*What you need to do*. Word for word, copy the records that follow.

══ Extracted material

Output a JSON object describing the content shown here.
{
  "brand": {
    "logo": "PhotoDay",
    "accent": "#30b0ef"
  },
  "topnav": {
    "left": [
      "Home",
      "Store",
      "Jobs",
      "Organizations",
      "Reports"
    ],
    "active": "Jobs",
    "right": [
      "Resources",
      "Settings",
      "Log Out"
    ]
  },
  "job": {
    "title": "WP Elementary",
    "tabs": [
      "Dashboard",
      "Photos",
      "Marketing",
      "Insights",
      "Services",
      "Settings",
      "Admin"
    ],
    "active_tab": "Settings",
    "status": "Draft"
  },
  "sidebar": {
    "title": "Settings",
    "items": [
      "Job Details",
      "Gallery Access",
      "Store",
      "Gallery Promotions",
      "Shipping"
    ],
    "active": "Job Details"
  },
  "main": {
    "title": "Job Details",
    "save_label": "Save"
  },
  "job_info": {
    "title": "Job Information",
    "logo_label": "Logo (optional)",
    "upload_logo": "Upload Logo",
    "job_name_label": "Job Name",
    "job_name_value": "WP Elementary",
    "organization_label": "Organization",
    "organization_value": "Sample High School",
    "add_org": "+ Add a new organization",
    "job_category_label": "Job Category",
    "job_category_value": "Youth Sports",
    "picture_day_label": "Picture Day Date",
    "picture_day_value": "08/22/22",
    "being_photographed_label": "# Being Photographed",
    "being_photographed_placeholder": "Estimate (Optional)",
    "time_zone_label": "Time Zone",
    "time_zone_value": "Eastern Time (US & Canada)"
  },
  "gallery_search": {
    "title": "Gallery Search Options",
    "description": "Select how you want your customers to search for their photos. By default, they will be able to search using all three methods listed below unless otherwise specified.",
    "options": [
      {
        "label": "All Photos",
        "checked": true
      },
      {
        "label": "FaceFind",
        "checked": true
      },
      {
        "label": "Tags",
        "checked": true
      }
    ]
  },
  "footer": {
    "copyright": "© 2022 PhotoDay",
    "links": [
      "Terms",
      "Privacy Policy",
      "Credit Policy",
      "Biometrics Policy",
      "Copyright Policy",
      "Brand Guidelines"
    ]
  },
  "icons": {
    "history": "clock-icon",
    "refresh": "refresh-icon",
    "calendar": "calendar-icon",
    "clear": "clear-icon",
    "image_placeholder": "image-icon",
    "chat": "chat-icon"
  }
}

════

*Written answer*.
Output a JSON object describing the content shown here.
{
  "brand": {
    "logo": "PhotoDay",
    "accent": "#30b0ef"
  },
  "topnav": {
    "left": [
      "Home",
      "Store",
      "Jobs",
      "Organizations",
      "Reports"
    ],
    "active": "Jobs",
    "right": [
      "Resources",
      "Settings",
      "Log Out"
    ]
  },
  "job": {
    "title": "WP Elementary",
    "tabs": [
      "Dashboard",
      "Photos",
      "Marketing",
      "Insights",
      "Services",
      "Settings",
      "Admin"
    ],
    "active_tab": "Settings",
    "status": "Draft"
  },
  "sidebar": {
    "title": "Settings",
    "items": [
      "Job Details",
      "Gallery Access",
      "Store",
      "Gallery Promotions",
      "Shipping"
    ],
    "active": "Job Details"
  },
  "main": {
    "title": "Job Details",
    "save_label": "Save"
  },
  "job_info": {
    "title": "Job Information",
    "logo_label": "Logo (optional)",
    "upload_logo": "Upload Logo",
    "job_name_label": "Job Name",
    "job_name_value": "WP Elementary",
    "organization_label": "Organization",
    "organization_value": "Sample High School",
    "add_org": "+ Add a new organization",
    "job_category_label": "Job Category",
    "job_category_value": "Youth Sports",
    "picture_day_label": "Picture Day Date",
    "picture_day_value": "08/22/22",
    "being_photographed_label": "# Being Photographed",
    "being_photographed_placeholder": "Estimate (Optional)",
    "time_zone_label": "Time Zone",
    "time_zone_value": "Eastern Time (US & Canada)"
  },
  "gallery_search": {
    "title": "Gallery Search Options",
    "description": "Select how you want your customers to search for their photos. By default, they will be able to search using all three methods listed below unless otherwise specified.",
    "options": [
      {
        "label": "All Photos",
        "checked": true
      },
      {
        "label": "FaceFind",
        "checked": true
      },
      {
        "label": "Tags",
        "checked": true
      }
    ]
  },
  "footer": {
    "copyright": "© 2022 PhotoDay",
    "links": [
      "Terms",
      "Privacy Policy",
      "Credit Policy",
      "Biometrics Policy",
      "Copyright Policy",
      "Brand Guidelines"
    ]
  },
  "icons": {
    "history": "clock-icon",
    "refresh": "refresh-icon",
    "calendar": "calendar-icon",
    "clear": "clear-icon",
    "image_placeholder": "image-icon",
    "chat": "chat-icon"
  }
}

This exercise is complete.